Children and Teens
Immunizations are a very important part of your child’s health care. They work by helping your child’s body recognize and quickly attack diseases before they can cause problems. Some immunizations are given in a single dose while others require several doses over a longer time. Your child’s immunizations should start at birth. It is important to keep a record of all your child’s immunizations.
By the age of two, children need several immunizations to prevent illnesses such as Polio, Tetanus, Whooping Cough, Measles, Pneumonia, and Chicken Pox. There are many other serious diseases that can be prevented by immunizations also. Your child’s doctor will tell you which ones your child should have. Only immunizations covered by the State of Washington under the Universal Childhood Vaccine Program are covered by CUP. Immunizations are required for daycare, preschool and elementary school.
Please double check to see if your child’s immunizations are up-to-date. If you feel your child may need an immunization, please call the PCP who is listed on your child’s ID card from CUP to check.
Make Sure Your Child Has His Or Her Immunizations! Don’t Put It Off!
All adults need immunizations to prevent serious diseases. In fact, some are more important for adults than for children. Adults in the United States are at least 100 times as likely as children to die as a result of diseases that could have been prevented by getting a shot.
Did you know?
Vaccine-preventable diseases kill as many as 70,000 American adults each year. Pneumonia and influenza (flu) are the fifth leading cause of death in older adults.

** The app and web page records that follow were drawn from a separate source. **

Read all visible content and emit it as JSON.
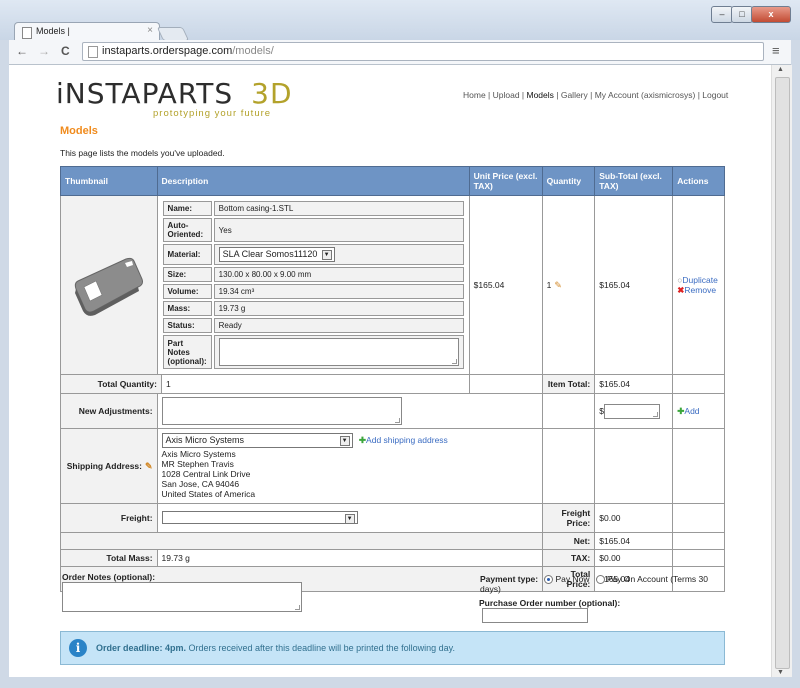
{
  "browser": {
    "tab_title": "Models |",
    "tab_close": "×",
    "url_host": "instaparts.orderspage.com",
    "url_path": "/models/",
    "controls": {
      "minimize": "–",
      "maximize": "□",
      "close": "x"
    },
    "nav": {
      "back": "←",
      "forward": "→",
      "reload": "C",
      "menu": "≡"
    }
  },
  "site": {
    "logo_main": "iNSTAPARTS",
    "logo_3d": "3D",
    "tagline": "prototyping your future",
    "nav": {
      "home": "Home",
      "upload": "Upload",
      "models": "Models",
      "gallery": "Gallery",
      "account": "My Account (axismicrosys)",
      "logout": "Logout",
      "sep": " | "
    }
  },
  "page": {
    "title": "Models",
    "intro": "This page lists the models you've uploaded."
  },
  "table": {
    "headers": {
      "thumbnail": "Thumbnail",
      "description": "Description",
      "unit_price": "Unit Price (excl. TAX)",
      "quantity": "Quantity",
      "subtotal": "Sub-Total (excl. TAX)",
      "actions": "Actions"
    },
    "model": {
      "labels": {
        "name": "Name:",
        "auto_oriented": "Auto-Oriented:",
        "material": "Material:",
        "size": "Size:",
        "volume": "Volume:",
        "mass": "Mass:",
        "status": "Status:",
        "part_notes": "Part Notes (optional):"
      },
      "name": "Bottom casing-1.STL",
      "auto_oriented": "Yes",
      "material": "SLA Clear Somos11120",
      "size": "130.00 x 80.00 x 9.00 mm",
      "volume": "19.34 cm³",
      "mass": "19.73 g",
      "status": "Ready",
      "unit_price": "$165.04",
      "quantity": "1",
      "subtotal": "$165.04",
      "duplicate": "Duplicate",
      "remove": "Remove"
    },
    "summary": {
      "total_quantity_label": "Total Quantity:",
      "total_quantity": "1",
      "item_total_label": "Item Total:",
      "item_total": "$165.04",
      "new_adjustments_label": "New Adjustments:",
      "currency_symbol": "$",
      "add": "Add",
      "shipping_label": "Shipping Address:",
      "shipping_select": "Axis Micro Systems",
      "add_shipping": "Add shipping address",
      "address_lines": [
        "Axis Micro Systems",
        "MR Stephen Travis",
        "1028 Central Link Drive",
        "San Jose, CA 94046",
        "United States of America"
      ],
      "freight_label": "Freight:",
      "freight_price_label": "Freight Price:",
      "freight_price": "$0.00",
      "net_label": "Net:",
      "net": "$165.04",
      "total_mass_label": "Total Mass:",
      "total_mass": "19.73 g",
      "tax_label": "TAX:",
      "tax": "$0.00",
      "total_price_label": "Total Price:",
      "total_price": "$165.04"
    }
  },
  "order": {
    "notes_label": "Order Notes (optional):",
    "payment_type_label": "Payment type:",
    "pay_now": "Pay Now",
    "pay_on_account": "Pay On Account (Terms 30 days)",
    "po_label": "Purchase Order number (optional):"
  },
  "deadline": {
    "bold": "Order deadline: 4pm.",
    "text": " Orders received after this deadline will be printed the following day."
  }
}
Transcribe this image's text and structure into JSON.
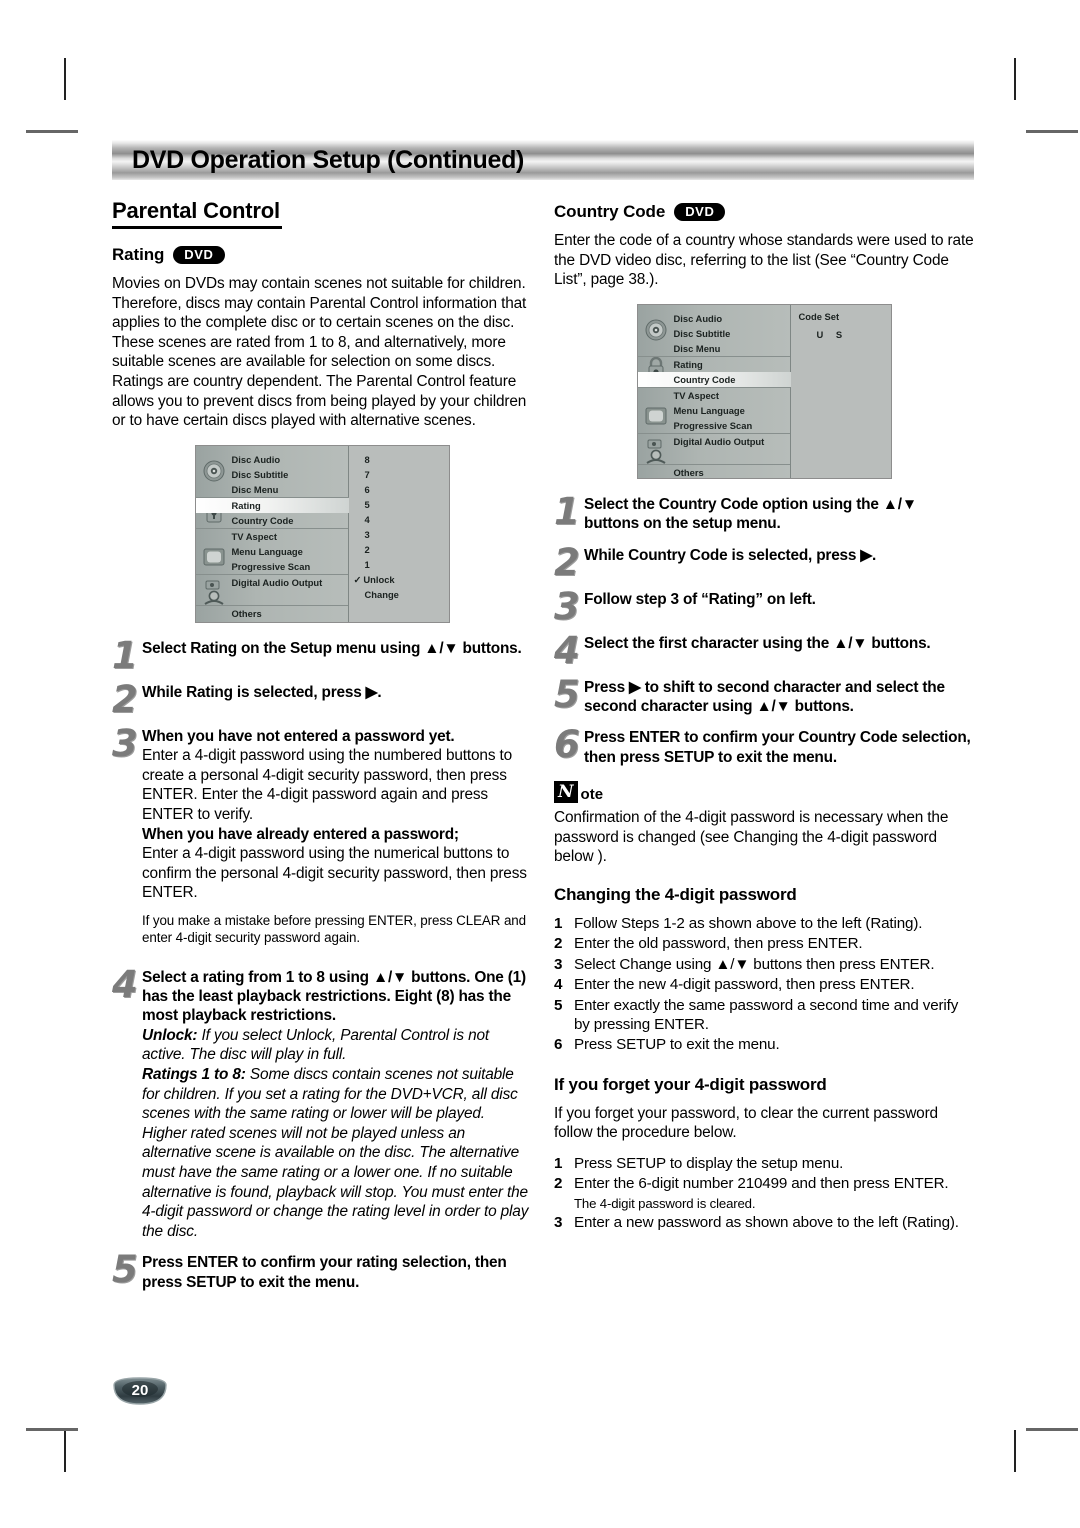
{
  "header": {
    "title": "DVD Operation Setup (Continued)"
  },
  "page_number": "20",
  "left_column": {
    "section_title": "Parental Control",
    "rating": {
      "heading": "Rating",
      "badge": "DVD",
      "intro": "Movies on DVDs may contain scenes not suitable for children. Therefore, discs may contain Parental Control information that applies to the complete disc or to certain scenes on the disc. These scenes are rated from 1 to 8, and alternatively, more suitable scenes are available for selection on some discs. Ratings are country dependent. The Parental Control feature allows you to prevent discs from being played by your children or to have certain discs played with alternative scenes.",
      "steps": [
        {
          "num": "1",
          "lead": "Select Rating on the Setup menu using ▲/▼ buttons.",
          "cont": ""
        },
        {
          "num": "2",
          "lead": "While Rating is selected, press ▶.",
          "cont": ""
        },
        {
          "num": "3",
          "lead": "When you have not entered a password yet.",
          "cont": "Enter a 4-digit password using the numbered buttons to create a personal 4-digit security password, then press ENTER. Enter the 4-digit password again and press ENTER to verify.",
          "lead2": "When you have already entered a password;",
          "cont2": "Enter a 4-digit password using the numerical buttons to confirm the personal 4-digit security password, then press ENTER.",
          "note": "If you make a mistake before pressing ENTER, press CLEAR and enter 4-digit security password again."
        },
        {
          "num": "4",
          "lead": "Select a rating from 1 to 8 using ▲/▼ buttons. One (1) has the least playback restrictions. Eight (8) has the most playback restrictions.",
          "unlock_label": "Unlock:",
          "unlock_text": " If you select Unlock, Parental Control is not active. The disc will play in full.",
          "ratings_label": "Ratings 1 to 8:",
          "ratings_text": " Some discs contain scenes not suitable for children. If you set a rating for the DVD+VCR, all disc scenes with the same rating or lower will be played. Higher rated scenes will not be played unless an alternative scene is available on the disc. The alternative must have the same rating or a lower one. If no suitable alternative is found, playback will stop. You must enter the 4-digit password or change the rating level in order to play the disc."
        },
        {
          "num": "5",
          "lead": "Press ENTER to confirm your rating selection, then press SETUP to exit the menu.",
          "cont": ""
        }
      ]
    },
    "osd": {
      "menu_items": [
        "Disc Audio",
        "Disc Subtitle",
        "Disc Menu",
        "Rating",
        "Country Code",
        "TV Aspect",
        "Menu Language",
        "Progressive Scan",
        "Digital Audio Output",
        "Others"
      ],
      "selected": "Rating",
      "values": [
        "8",
        "7",
        "6",
        "5",
        "4",
        "3",
        "2",
        "1",
        "Unlock",
        "Change"
      ],
      "checked_value": "Unlock",
      "check_glyph": "✓",
      "icons": [
        "disc-icon",
        "lock-icon",
        "tv-icon",
        "audio-output-icon"
      ]
    }
  },
  "right_column": {
    "country_code": {
      "heading": "Country Code",
      "badge": "DVD",
      "intro": "Enter the code of a country whose standards were used to rate the DVD video disc, referring to the list (See “Country Code List”, page 38.).",
      "steps": [
        {
          "num": "1",
          "lead": "Select the Country Code option using the ▲/▼ buttons on the setup menu."
        },
        {
          "num": "2",
          "lead": "While Country Code is selected, press ▶."
        },
        {
          "num": "3",
          "lead": "Follow step 3 of “Rating” on left."
        },
        {
          "num": "4",
          "lead": "Select the first character using the ▲/▼ buttons."
        },
        {
          "num": "5",
          "lead": "Press ▶ to shift to second character and select the second character using ▲/▼ buttons."
        },
        {
          "num": "6",
          "lead": "Press ENTER to confirm your Country Code selection, then press SETUP to exit the menu."
        }
      ]
    },
    "osd": {
      "menu_items": [
        "Disc Audio",
        "Disc Subtitle",
        "Disc Menu",
        "Rating",
        "Country Code",
        "TV Aspect",
        "Menu Language",
        "Progressive Scan",
        "Digital Audio Output",
        "Others"
      ],
      "selected": "Country Code",
      "code_set_label": "Code Set",
      "code_value": "U S",
      "icons": [
        "disc-icon",
        "lock-icon",
        "tv-icon",
        "audio-output-icon"
      ]
    },
    "note": {
      "glyph": "N",
      "rest": "ote",
      "text": "Confirmation of the 4-digit password is necessary when the password is changed (see Changing the 4-digit password below )."
    },
    "changing_password": {
      "heading": "Changing the 4-digit password",
      "items": [
        {
          "n": "1",
          "t": "Follow Steps 1-2 as shown above to the left (Rating)."
        },
        {
          "n": "2",
          "t": "Enter the old password, then press ENTER."
        },
        {
          "n": "3",
          "t": "Select Change using ▲/▼ buttons then press ENTER."
        },
        {
          "n": "4",
          "t": "Enter the new 4-digit password, then press ENTER."
        },
        {
          "n": "5",
          "t": "Enter exactly the same password a second time and verify by pressing ENTER."
        },
        {
          "n": "6",
          "t": "Press SETUP to exit the menu."
        }
      ]
    },
    "forgot_password": {
      "heading": "If you forget your 4-digit password",
      "intro": "If you forget your password, to clear the current password follow the procedure below.",
      "items": [
        {
          "n": "1",
          "t": "Press SETUP to display the setup menu."
        },
        {
          "n": "2",
          "t": "Enter the 6-digit number 210499 and then press ENTER.",
          "sub": "The 4-digit password is cleared."
        },
        {
          "n": "3",
          "t": "Enter a new password as shown above to the left (Rating)."
        }
      ]
    }
  },
  "colors": {
    "osd_background": "#b9bdbb",
    "osd_panel": "#aeb5b2",
    "badge_dark": "#3d4a4e",
    "text": "#000000"
  }
}
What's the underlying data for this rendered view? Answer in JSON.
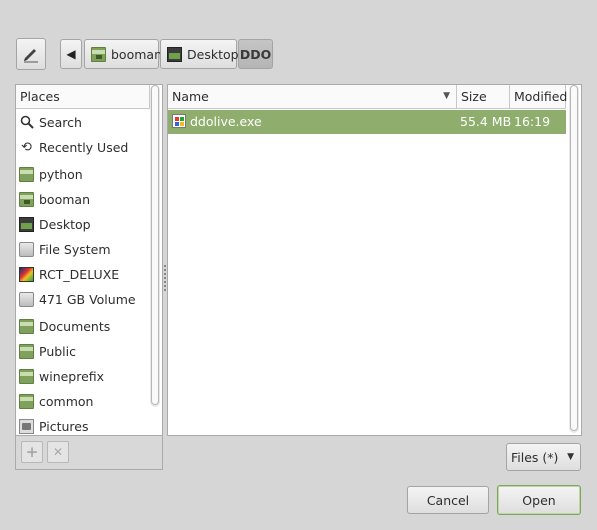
{
  "path_bar": {
    "edit_icon": "pencil-icon",
    "back_icon": "triangle-left-icon",
    "back_glyph": "◀",
    "crumbs": [
      {
        "label": "booman",
        "icon": "home-folder-icon"
      },
      {
        "label": "Desktop",
        "icon": "desktop-icon"
      },
      {
        "label": "DDO",
        "icon": null
      }
    ]
  },
  "places": {
    "header": "Places",
    "items": [
      {
        "label": "Search",
        "icon": "search-icon",
        "glyph": "🔍"
      },
      {
        "label": "Recently Used",
        "icon": "history-icon",
        "glyph": "⟲"
      },
      {
        "label": "python",
        "icon": "folder-icon"
      },
      {
        "label": "booman",
        "icon": "home-folder-icon"
      },
      {
        "label": "Desktop",
        "icon": "desktop-icon"
      },
      {
        "label": "File System",
        "icon": "drive-icon"
      },
      {
        "label": "RCT_DELUXE",
        "icon": "rct-icon"
      },
      {
        "label": "471 GB Volume",
        "icon": "drive-icon"
      },
      {
        "label": "Documents",
        "icon": "folder-icon"
      },
      {
        "label": "Public",
        "icon": "folder-icon"
      },
      {
        "label": "wineprefix",
        "icon": "folder-icon"
      },
      {
        "label": "common",
        "icon": "folder-icon"
      },
      {
        "label": "Pictures",
        "icon": "pictures-folder-icon"
      }
    ],
    "add_glyph": "+",
    "remove_glyph": "✕"
  },
  "files": {
    "columns": {
      "name": "Name",
      "size": "Size",
      "modified": "Modified"
    },
    "sort_glyph": "▼",
    "rows": [
      {
        "name": "ddolive.exe",
        "size": "55.4 MB",
        "modified": "16:19",
        "icon": "exe-icon",
        "selected": true
      }
    ]
  },
  "filter": {
    "label": "Files (*)",
    "caret": "▼"
  },
  "buttons": {
    "cancel": "Cancel",
    "open": "Open"
  },
  "colors": {
    "selection": "#8fae6e",
    "accent": "#7ea55a"
  }
}
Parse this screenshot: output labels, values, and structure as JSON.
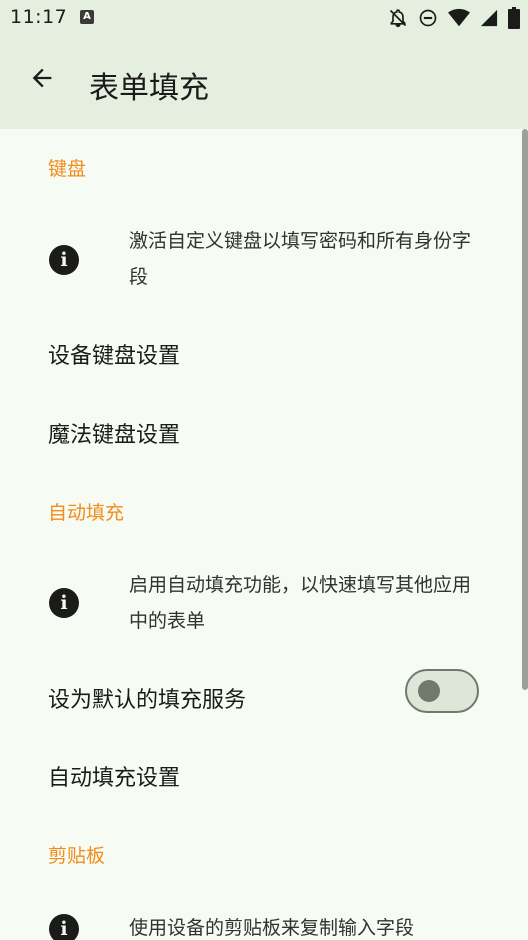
{
  "status_bar": {
    "time": "11:17",
    "app_icon_letter": "A",
    "icons": [
      "notifications-off-icon",
      "do-not-disturb-icon",
      "wifi-icon",
      "cell-signal-icon",
      "battery-icon"
    ]
  },
  "app_bar": {
    "back_icon": "arrow-back-icon",
    "title": "表单填充"
  },
  "sections": {
    "keyboard": {
      "header": "键盘",
      "info_text": "激活自定义键盘以填写密码和所有身份字段",
      "device_keyboard_settings": "设备键盘设置",
      "magic_keyboard_settings": "魔法键盘设置"
    },
    "autofill": {
      "header": "自动填充",
      "info_text": "启用自动填充功能，以快速填写其他应用中的表单",
      "default_service_label": "设为默认的填充服务",
      "default_service_enabled": false,
      "autofill_settings": "自动填充设置"
    },
    "clipboard": {
      "header": "剪贴板",
      "info_text": "使用设备的剪贴板来复制输入字段"
    }
  },
  "colors": {
    "accent": "#f28c1b",
    "app_bar_bg": "#e4efe0",
    "page_bg": "#f6fbf3"
  }
}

The immunity to a disease you received when you were immunized as a child may weaken over time. Talk to your doctor about what immunizations you need to make sure you remain healthy. Some immunizations are only covered by CUP if other risk factors are present. Immunizations for the purpose of travel, work, or because of where you live are not covered. Adult Immunization Schedule